Newman's denouncement of Roeder is irrelevant -- it is, in all likelihood, something presented for public consumption as a way to stay in the mainstream anti-abortion movement. After all, Newman has expressed different views privately; Ms. Magazine reported Roederʼs claim that Newman said it “wouldnʼt upset” him if Tiller were murdered, as well as Roeder's claim that he was an active and regular participant in Operation Rescue events with "donation receipts, event T-shirts and a signed copy of Newman’s 2001 book, Their Blood Cries Out, to prove it."
Further, Operation Rescue under Newman and Sullenger issued a news release (h/t Media Matters) defending Paul Hill, who murdered an abortion doctor in Florida in 1994, by denouncing a court decision not to let Hill use as a defense in his trial the ability to call his murder a "justifiable defensive action" -- thereby effectively stating that Newman and Sullenger thought murder of an abortion doctor was justifiable. Newman and Sullenger called Hill's execution for the doctor's murder "nothing less than murder of a political prisoner."
And as Ms. Magazine also noted, Newman and Sullenger moved Operation Rescue's headquarters to Wichita for the sole purpose of targeting Tiller. Thus, it is logical to assume that even if Roeder had no connection to Operation Rescue (which he did no matter how much Newman tries to deny it), the provocation of moving the headquarters and continued aggressive targeting of Tiller helped create an atmosphere that resulted in Tiller's murder by Roeder.
Newman, whether he likes it or not, is indisputably linked to anti-abortion violence -- which would seem to undercut any slander or libel lawsuit he wants to file against Planned Parenthood (or us, for that matter). He should own what he has wrought and stop trying to harrass those who tell the truth into silence.
WND Presents A Year-Old Story As 'News' Topic: WorldNetDaily
A July 29 WorldNetDaily article by Chelsea Schilling touts how "Former President Bill Clinton is cheating on Democratic Party presidential candidate Hillary Clinton and “has a blonde, busty mistress” code named 'Energizer' by Secret Service agents, according to author Ronald Kessler, a former investigative journalist at the Washington Post."
If that story sounds familiar, that's because it is -- it came out a year ago.
That's something Schilling would have known if she read her employer's website. A July 22, 2014, WND article notes Kessler's claim that "Clinton has a mistress nicknamed 'Energizer' by his security staff."
The original version of Schilling's article, available in Google cache, claims that "Kessler published his claims in his new book, 'The First Family Detail: Secret Service Agents Reveal the Hidden Lives of the Presidents.'" But Kessler's book isn't new; it came out in August 2014, as the link to the Amazon page for the book in her article demonstrates. The current version of the article deletes the word "new"; the article is noted as being "updated" but not that a false claim was corrected.

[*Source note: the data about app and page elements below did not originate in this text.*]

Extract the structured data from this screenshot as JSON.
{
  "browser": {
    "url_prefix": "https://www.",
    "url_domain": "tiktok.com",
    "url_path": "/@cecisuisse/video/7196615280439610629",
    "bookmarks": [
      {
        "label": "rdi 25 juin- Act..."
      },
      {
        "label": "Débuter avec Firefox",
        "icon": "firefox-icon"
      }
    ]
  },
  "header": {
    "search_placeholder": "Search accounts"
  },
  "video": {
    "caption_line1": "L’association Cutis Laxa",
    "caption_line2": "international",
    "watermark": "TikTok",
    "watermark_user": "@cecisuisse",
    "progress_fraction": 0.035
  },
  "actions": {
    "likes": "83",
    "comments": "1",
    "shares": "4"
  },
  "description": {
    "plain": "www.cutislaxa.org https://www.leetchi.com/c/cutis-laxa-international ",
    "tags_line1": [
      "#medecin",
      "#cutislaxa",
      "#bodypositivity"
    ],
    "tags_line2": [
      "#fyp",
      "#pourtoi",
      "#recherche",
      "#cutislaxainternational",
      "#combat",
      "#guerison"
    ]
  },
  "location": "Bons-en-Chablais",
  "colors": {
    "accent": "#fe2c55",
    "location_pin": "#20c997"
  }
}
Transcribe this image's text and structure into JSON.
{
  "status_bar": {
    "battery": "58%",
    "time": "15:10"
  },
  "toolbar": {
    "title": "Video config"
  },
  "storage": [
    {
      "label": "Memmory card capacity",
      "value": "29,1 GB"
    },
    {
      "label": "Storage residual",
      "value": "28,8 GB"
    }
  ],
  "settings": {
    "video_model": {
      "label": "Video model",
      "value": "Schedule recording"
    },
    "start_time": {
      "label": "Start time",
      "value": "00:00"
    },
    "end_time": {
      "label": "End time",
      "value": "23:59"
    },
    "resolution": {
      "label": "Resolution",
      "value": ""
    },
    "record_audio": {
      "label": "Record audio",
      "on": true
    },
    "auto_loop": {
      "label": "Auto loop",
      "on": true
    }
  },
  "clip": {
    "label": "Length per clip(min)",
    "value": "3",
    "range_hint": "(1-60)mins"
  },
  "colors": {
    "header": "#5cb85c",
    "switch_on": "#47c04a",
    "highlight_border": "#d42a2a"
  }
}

The paperback version of Kessler's book came out this week, and Schilling apparently mistook Kessler's rehashing of claims to promote that release as something new. Meanwhile, Schilling is too preoccupied with serving as Kessler's PR agent to note that the salacious claims he makes are anonymously sourced and geared to sell books over imparting verifiable information, or that Kessler's previous book on the Secret Service was disputed by actual Secret Service agents.
Schilling has a long record of making false and misleading claims in her WND articles.